The blaze’s growth slows, reaching 229,078 hectares. It’s around 25 to 30 kilometres from the Saskatchewan border. Around 700 firefighters, 26 helicopters, 13 air tankers, and 46 pieces of heavy equipment, such as bulldozers, are working on the fire. Machines were clearing trees around Parsons Creek and Timberlea to create a buffer around the neighbourhoods. The inferno is still classified as out of control.

On Monday evening, Fort McMurray Fire Chief Darby Allen says, “We think we’ve got this thing beat in McMurray.”

The Fort McMurray SPCA announces a four-day operation to retrieve trapped pets rounded up 244 animals, which were brought to Edmonton.

A job fair at the Argyll Centre in Edmonton seeking 500 workers to help rebuild Fort McMurray attracts more than 1,000 applicants.

Alberta Health Services said a total of 105 evacuees at Northlands have shows symptoms of a gastrointestinal virus.

A Fort McMurray man charged with breaking into two homes after the municipality was evacuated appears in an Edmonton courtroom.

Wednesday, May 11

People who fled Fort McMurray can begin collecting emergency funding this afternoon from the Alberta government and Red Cross. Evacuees can collect $1,250 plus $500 for each child from distribution centres in Edmonton, Lac La Biche, and Calgary.

The Red Cross, which has raised $67 million to aid evacuees, will send electronic transfers of $600 for each adult and $300 for each child registered with the organization within the next two days.

The Regional Municipality of Wood Buffalo holds a council meeting in Edmonton city council chambers — its first meeting since the fire.

Thursday, May 12
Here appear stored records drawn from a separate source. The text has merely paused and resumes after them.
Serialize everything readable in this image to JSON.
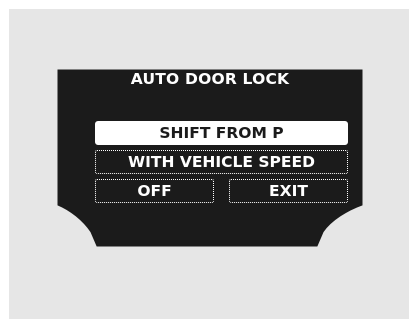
{
  "display": {
    "title": "AUTO DOOR LOCK",
    "selected_option": "SHIFT FROM P",
    "options": [
      {
        "label": "SHIFT FROM P"
      },
      {
        "label": "WITH VEHICLE SPEED"
      },
      {
        "label": "OFF"
      },
      {
        "label": "EXIT"
      }
    ]
  },
  "colors": {
    "panel_background": "#e6e6e6",
    "display_background": "#1b1b1b",
    "text": "#ffffff",
    "selected_background": "#ffffff",
    "selected_text": "#1b1b1b"
  }
}
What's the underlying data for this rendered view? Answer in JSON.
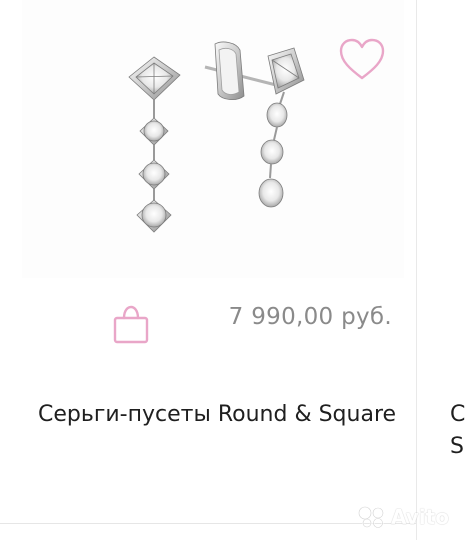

About 17,000 people from Fort McMurray lined up to collect $15 million in government relief cheques Wednesday, the municipal affairs minister said Thursday.

Environment Canada issued air quality advisories for Edmonton, St. Albert, and Sherwood Park as smoke from the 241,000-hectare fire billowed south.

New numbers from government enumerated 2,432 structures destroyed by fire, 530 damaged, and 25,000 are still standing.

Hundreds of workers were in Fort McMurray reconnecting gas and electricity to homes, performing insurance estimates, bringing the hospital back into working order, and providing mental and medical health services to people working in the municipality.

Alberta Health Services set up a mobile hospital.

Friday, May 13

Prime Minister Justin Trudeau visits Fort McMurray, where he meets with the fire chief, the premier, and emergency workers. He later flew to Edmonton.